New Year’s Eve
+ IN NOMINE IESU +
There are two customary ways to celebrate New Year’s Eve. The world throws a party. It’s out with the old and in with the new. Auld Lang Syne with Guy Lombardo, Champagne toast at midnight, and dance the night away! Some churches prefer a more melancholy approach, with so-called “watch night” services that focus on the second coming of Jesus. Instead of mirth making there is sober reality: Jesus is coming soon and you better have your house in order lest He comes and finds you not watching for His coming!
But we’re Lutheran. We don’t follow the warmth of the heard, and so we do our own thing. There’s a party going on and the Father’s invited us. Nevertheless, we do well always to keep watch for the coming of the Savior because one phase of the party will end and another will begin.
Jesus says be like men who wait for their master, when he will return from the wedding, that when he comes and knocks they may open to him immediately. A wedding is not usually a sober event. There is solemnity for the ceremony, but afterward it’s time to party. The master returns from the wedding with a smile on his face. He’s had a good time, maybe a little too much of a good time. The servants are watching for him, wondering what’s next. Jesus says the master will gird himself and have them sit down to eat, and will come and serve them.

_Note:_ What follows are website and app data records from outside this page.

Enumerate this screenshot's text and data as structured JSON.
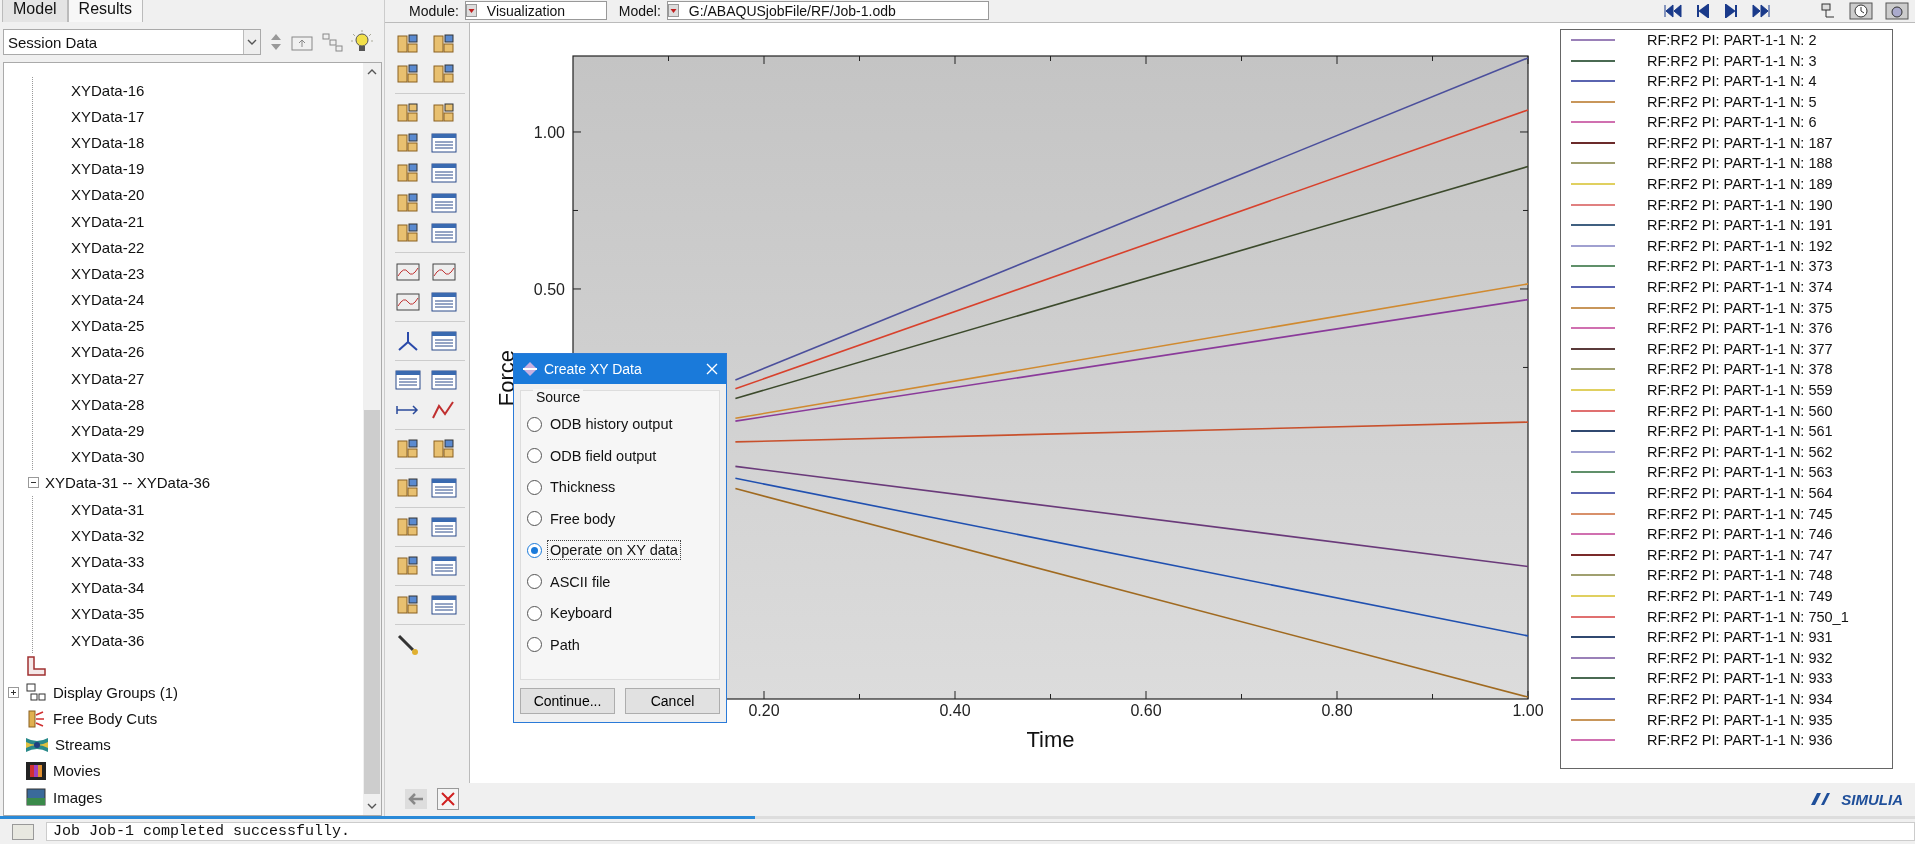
{
  "tabs": [
    {
      "label": "Model",
      "selected": false
    },
    {
      "label": "Results",
      "selected": true
    }
  ],
  "session_select": {
    "value": "Session Data"
  },
  "tree": {
    "items": [
      "XYData-16",
      "XYData-17",
      "XYData-18",
      "XYData-19",
      "XYData-20",
      "XYData-21",
      "XYData-22",
      "XYData-23",
      "XYData-24",
      "XYData-25",
      "XYData-26",
      "XYData-27",
      "XYData-28",
      "XYData-29",
      "XYData-30"
    ],
    "group": {
      "label": "XYData-31 -- XYData-36",
      "expanded": true,
      "children": [
        "XYData-31",
        "XYData-32",
        "XYData-33",
        "XYData-34",
        "XYData-35",
        "XYData-36"
      ]
    },
    "containers": [
      {
        "kind": "paths"
      },
      {
        "kind": "display-groups",
        "label": "Display Groups (1)",
        "expanded": false
      },
      {
        "kind": "free-body",
        "label": "Free Body Cuts"
      },
      {
        "kind": "streams",
        "label": "Streams"
      },
      {
        "kind": "movies",
        "label": "Movies"
      },
      {
        "kind": "images",
        "label": "Images"
      }
    ]
  },
  "top_bar": {
    "module_label": "Module:",
    "module": "Visualization",
    "model_label": "Model:",
    "model": "G:/ABAQUSjobFile/RF/Job-1.odb"
  },
  "viewport": {
    "chart_data": {
      "type": "line",
      "xlabel": "Time",
      "ylabel": "Force",
      "x": [
        0.17,
        1
      ],
      "series": [
        {
          "color": "#4b4f9c",
          "values": [
            0.21,
            1.236
          ]
        },
        {
          "color": "#d8412c",
          "values": [
            0.182,
            1.07
          ]
        },
        {
          "color": "#3c4a2c",
          "values": [
            0.151,
            0.89
          ]
        },
        {
          "color": "#d08a30",
          "values": [
            0.088,
            0.516
          ]
        },
        {
          "color": "#8a3a9a",
          "values": [
            0.079,
            0.466
          ]
        },
        {
          "color": "#c8502c",
          "values": [
            0.013,
            0.076
          ]
        },
        {
          "color": "#6a3a7a",
          "values": [
            -0.065,
            -0.384
          ]
        },
        {
          "color": "#2050b0",
          "values": [
            -0.103,
            -0.605
          ]
        },
        {
          "color": "#a06a20",
          "values": [
            -0.136,
            -0.8
          ]
        }
      ],
      "xlim": [
        0,
        1
      ],
      "ylim": [
        -0.806,
        1.242
      ],
      "xticks": [
        {
          "value": 0.2,
          "label": "0.20"
        },
        {
          "value": 0.4,
          "label": "0.40"
        },
        {
          "value": 0.6,
          "label": "0.60"
        },
        {
          "value": 0.8,
          "label": "0.80"
        },
        {
          "value": 1,
          "label": "1.00"
        }
      ],
      "yticks": [
        {
          "value": 0.5,
          "label": "0.50"
        },
        {
          "value": 1,
          "label": "1.00"
        }
      ]
    }
  },
  "legend": {
    "entries": [
      {
        "label": "RF:RF2 PI: PART-1-1 N: 2",
        "color": "#9a80b8"
      },
      {
        "label": "RF:RF2 PI: PART-1-1 N: 3",
        "color": "#4a6a52"
      },
      {
        "label": "RF:RF2 PI: PART-1-1 N: 4",
        "color": "#5a64b0"
      },
      {
        "label": "RF:RF2 PI: PART-1-1 N: 5",
        "color": "#c8965a"
      },
      {
        "label": "RF:RF2 PI: PART-1-1 N: 6",
        "color": "#d070b0"
      },
      {
        "label": "RF:RF2 PI: PART-1-1 N: 187",
        "color": "#6b2a2a"
      },
      {
        "label": "RF:RF2 PI: PART-1-1 N: 188",
        "color": "#a0a070"
      },
      {
        "label": "RF:RF2 PI: PART-1-1 N: 189",
        "color": "#e0d060"
      },
      {
        "label": "RF:RF2 PI: PART-1-1 N: 190",
        "color": "#e08080"
      },
      {
        "label": "RF:RF2 PI: PART-1-1 N: 191",
        "color": "#406080"
      },
      {
        "label": "RF:RF2 PI: PART-1-1 N: 192",
        "color": "#a0a0d0"
      },
      {
        "label": "RF:RF2 PI: PART-1-1 N: 373",
        "color": "#60906a"
      },
      {
        "label": "RF:RF2 PI: PART-1-1 N: 374",
        "color": "#5a64b0"
      },
      {
        "label": "RF:RF2 PI: PART-1-1 N: 375",
        "color": "#c8965a"
      },
      {
        "label": "RF:RF2 PI: PART-1-1 N: 376",
        "color": "#d070b0"
      },
      {
        "label": "RF:RF2 PI: PART-1-1 N: 377",
        "color": "#5a3a3a"
      },
      {
        "label": "RF:RF2 PI: PART-1-1 N: 378",
        "color": "#a0a070"
      },
      {
        "label": "RF:RF2 PI: PART-1-1 N: 559",
        "color": "#e0d060"
      },
      {
        "label": "RF:RF2 PI: PART-1-1 N: 560",
        "color": "#e07070"
      },
      {
        "label": "RF:RF2 PI: PART-1-1 N: 561",
        "color": "#304870"
      },
      {
        "label": "RF:RF2 PI: PART-1-1 N: 562",
        "color": "#a0a0d0"
      },
      {
        "label": "RF:RF2 PI: PART-1-1 N: 563",
        "color": "#60906a"
      },
      {
        "label": "RF:RF2 PI: PART-1-1 N: 564",
        "color": "#5a64b0"
      },
      {
        "label": "RF:RF2 PI: PART-1-1 N: 745",
        "color": "#d8906a"
      },
      {
        "label": "RF:RF2 PI: PART-1-1 N: 746",
        "color": "#d070b0"
      },
      {
        "label": "RF:RF2 PI: PART-1-1 N: 747",
        "color": "#7a2a2a"
      },
      {
        "label": "RF:RF2 PI: PART-1-1 N: 748",
        "color": "#a0a070"
      },
      {
        "label": "RF:RF2 PI: PART-1-1 N: 749",
        "color": "#e0d060"
      },
      {
        "label": "RF:RF2 PI: PART-1-1 N: 750_1",
        "color": "#e07070"
      },
      {
        "label": "RF:RF2 PI: PART-1-1 N: 931",
        "color": "#304870"
      },
      {
        "label": "RF:RF2 PI: PART-1-1 N: 932",
        "color": "#9a80b8"
      },
      {
        "label": "RF:RF2 PI: PART-1-1 N: 933",
        "color": "#4a6a52"
      },
      {
        "label": "RF:RF2 PI: PART-1-1 N: 934",
        "color": "#5a64b0"
      },
      {
        "label": "RF:RF2 PI: PART-1-1 N: 935",
        "color": "#c8965a"
      },
      {
        "label": "RF:RF2 PI: PART-1-1 N: 936",
        "color": "#d070b0"
      }
    ]
  },
  "dialog": {
    "title": "Create XY Data",
    "group_label": "Source",
    "options": [
      {
        "label": "ODB history output",
        "selected": false
      },
      {
        "label": "ODB field output",
        "selected": false
      },
      {
        "label": "Thickness",
        "selected": false
      },
      {
        "label": "Free body",
        "selected": false
      },
      {
        "label": "Operate on XY data",
        "selected": true
      },
      {
        "label": "ASCII file",
        "selected": false
      },
      {
        "label": "Keyboard",
        "selected": false
      },
      {
        "label": "Path",
        "selected": false
      }
    ],
    "buttons": [
      "Continue...",
      "Cancel"
    ]
  },
  "logo": "SIMULIA",
  "status": "Job Job-1 completed successfully."
}
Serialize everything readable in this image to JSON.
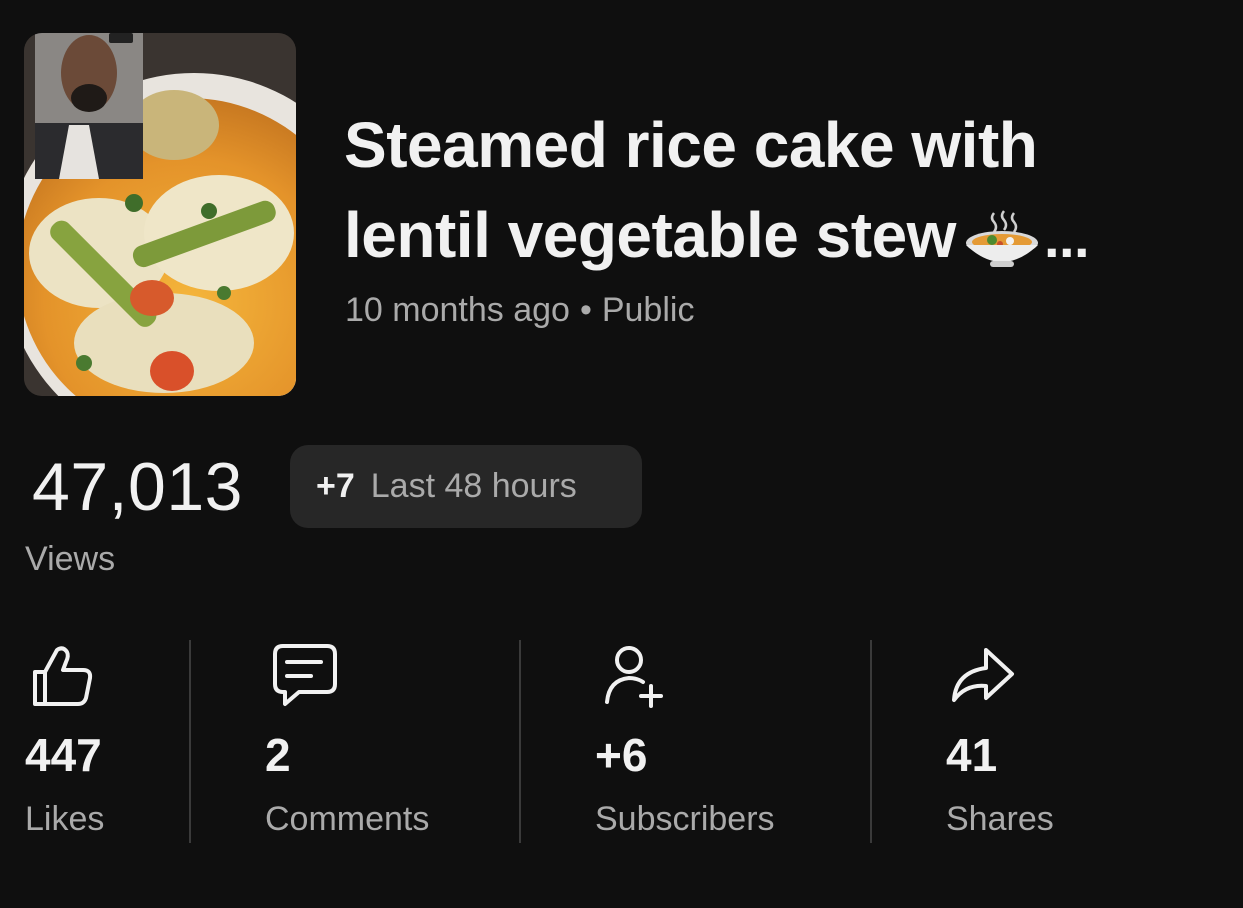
{
  "video": {
    "title_line1": "Steamed rice cake with",
    "title_line2": "lentil vegetable stew",
    "title_ellipsis": "...",
    "age": "10 months ago",
    "separator": "•",
    "visibility": "Public",
    "thumbnail_icon": "food-thumbnail-image",
    "title_emoji_icon": "stew-bowl-emoji"
  },
  "views": {
    "count": "47,013",
    "delta": "+7",
    "period": "Last 48 hours",
    "label": "Views"
  },
  "stats": [
    {
      "icon": "thumbs-up-icon",
      "value": "447",
      "label": "Likes"
    },
    {
      "icon": "comment-icon",
      "value": "2",
      "label": "Comments"
    },
    {
      "icon": "add-person-icon",
      "value": "+6",
      "label": "Subscribers"
    },
    {
      "icon": "share-icon",
      "value": "41",
      "label": "Shares"
    }
  ],
  "colors": {
    "background": "#0f0f0f",
    "text_primary": "#f1f1f1",
    "text_secondary": "#aaaaaa",
    "pill_background": "#272727",
    "divider": "#3a3a3a"
  }
}
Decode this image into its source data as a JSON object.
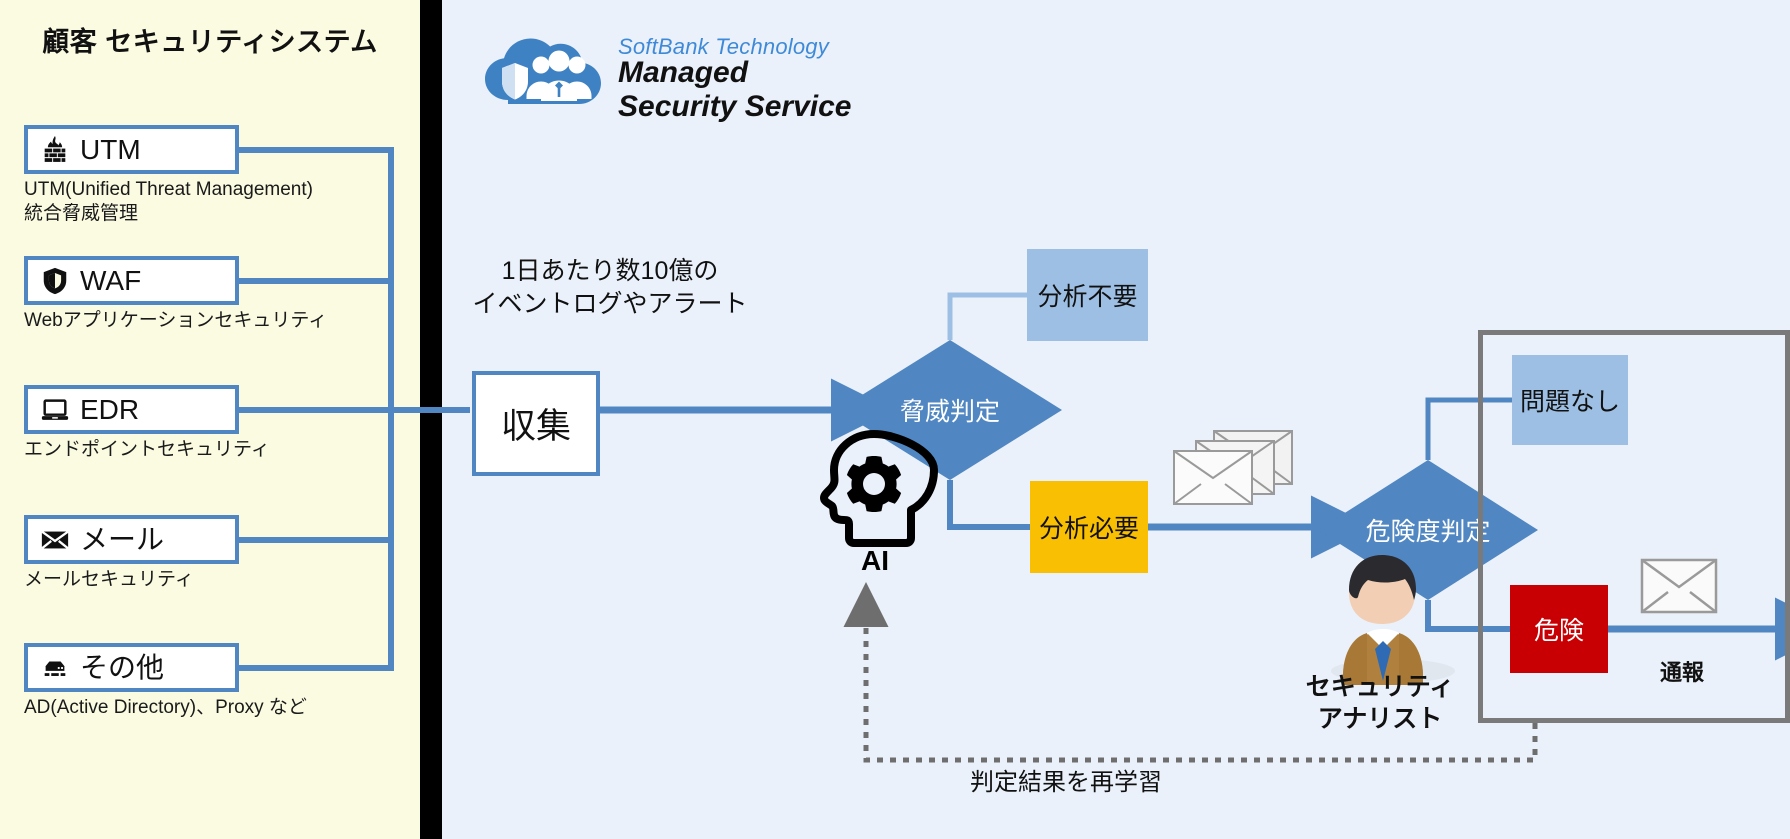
{
  "left_panel": {
    "title": "顧客\nセキュリティシステム",
    "bg_color": "#fbfbe2",
    "items": [
      {
        "icon": "firewall-icon",
        "label": "UTM",
        "desc": "UTM(Unified Threat Management)\n統合脅威管理"
      },
      {
        "icon": "shield-icon",
        "label": "WAF",
        "desc": "Webアプリケーションセキュリティ"
      },
      {
        "icon": "laptop-icon",
        "label": "EDR",
        "desc": "エンドポイントセキュリティ"
      },
      {
        "icon": "envelope-icon",
        "label": "メール",
        "desc": "メールセキュリティ"
      },
      {
        "icon": "server-icon",
        "label": "その他",
        "desc": "AD(Active Directory)、Proxy など"
      }
    ]
  },
  "logo": {
    "brand": "SoftBank Technology",
    "product": "Managed\nSecurity Service",
    "brand_color": "#3f8ad8",
    "icon": "cloud-shield-people-icon"
  },
  "flow": {
    "volume_note": "1日あたり数10億の\nイベントログやアラート",
    "collect": "収集",
    "threat_decision": "脅威判定",
    "no_analysis_needed": "分析不要",
    "analysis_needed": "分析必要",
    "risk_decision": "危険度判定",
    "no_problem": "問題なし",
    "danger": "危険",
    "report": "通報",
    "relearn": "判定結果を再学習",
    "ai_label": "AI",
    "analyst_label": "セキュリティ\nアナリスト"
  },
  "colors": {
    "accent_blue": "#5086c1",
    "light_blue_box": "#9dbfe4",
    "amber": "#f9bf02",
    "danger_red": "#c80003",
    "right_bg": "#eaf1fa",
    "frame_gray": "#7a7a7a"
  },
  "icons": {
    "mail_stack": "envelope-stack-icon",
    "mail_single": "envelope-icon",
    "ai_head": "ai-head-gear-icon",
    "analyst": "analyst-avatar-icon"
  }
}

Masters never serve servants. A master who wants to serve servants doesn’t deserve to be a master. However, this Master is different. He comes among us as One Who serves. No matter what time His arrival from the wedding, He serves. Jesus says if he should come in the second watch, or come in the third watch, and find them so, blessed are those servants.
A master who had perhaps too good of a time at a wedding returns home to serve his servants. Maybe he brought some extra Champagne and caviar! Now that would be worth watching for his coming! Jesus will bring something better than bubbly wine and salty fish eggs. When Jesus returns from the wedding feast of the Lamb in His kingdom that shall have no end, He will come to bring us with Him to this marriage feast.
But aren’t we already feasting now in the Church Militant? Absolutely! Every Lord’s Day is a celebration of the Resurrection of Jesus Christ. We feast on the preaching of the Gospel. We feast on Christ’s true Body and Blood. Yet these remain foretastes, appetizers, of a greater feast still to come. While we feast, we watch.
Eat, drink, and be merry, but don’t lose sight of the Bridegroom Who will come soon. Consider our Lord’s Words near the end of the parable: if the master of the house had known what hour the thief would come, he would have watched and not allowed his house to be broken into. It’s almost like Advent all over again. Here we are back to watching and preparing. Nevertheless, the Christian Church always lives in a state of preparedness for the return of the Savior.
It is useless to take part in the seemingly eternal guessing game about when will Christ return. The answer to that question is simple: soon. How soon is soon? Soon. Be ready. Jesus could come before the end of this sermon, or before the end of Divine Service. We are so weighed down with worrying about earthly matters that we forget to take care of eternal matters. Worse yet, we think eternal matters will all pan out in the end. It’s best not to worry about it. God will tend to it.
Don’t look now, but the thief is breaking into the house. Watch. Be ready. Jesus is coming. When He comes, He will serve His servants what He brings from the wedding feast in heaven, just as He serves us heavenly things hidden under earthly things. What is hidden now will be revealed then. The grace of God we receive through faith in Christ will be handed out recklessly when the Master comes home from the wedding. He will serve the love of God that knows no boundaries to servants who have been watching patiently, perhaps fitfully, but patiently for His coming. The love of the Father once hidden in flesh will be gloriously manifested before our eyes. What He has will be ours in abundant fullness. The losers who seem like party-poopers hanging around at the house will have great joy showered upon them. The so-called winners who couldn’t stop partying to watch for the Master will not have a share in the eternal wedding feast.
There is a thread of sobriety to New Year’s Eve. The Chief Hymn tonight speaks of quiet reflection on the year past, remembering our loved ones who have gone before us in the faith, and hope for mercy in the year to come. There is no doubt the Lord will not be slack in delivering His mercy on us in the year of our Lord 2017. There is a time to reflect quietly on the year past and remembering those we know who died in the Lord this past year. Hidden among all the serious pondering is the joy that the Christ Child brings again this Christmastide. His birth according to the flesh starts the fast-moving train of redemption into light speed. Christ’s redemption gives us a seat at the wedding feast that never ends. Our prayer tonight is that this feast comes soon to us, and in its coming that we may remain faithful in order to receive the Crown of Life that shall never fade away.
Auld lang syne indeed. The old will pass. The new will come. For He has come to make all things new. Amen.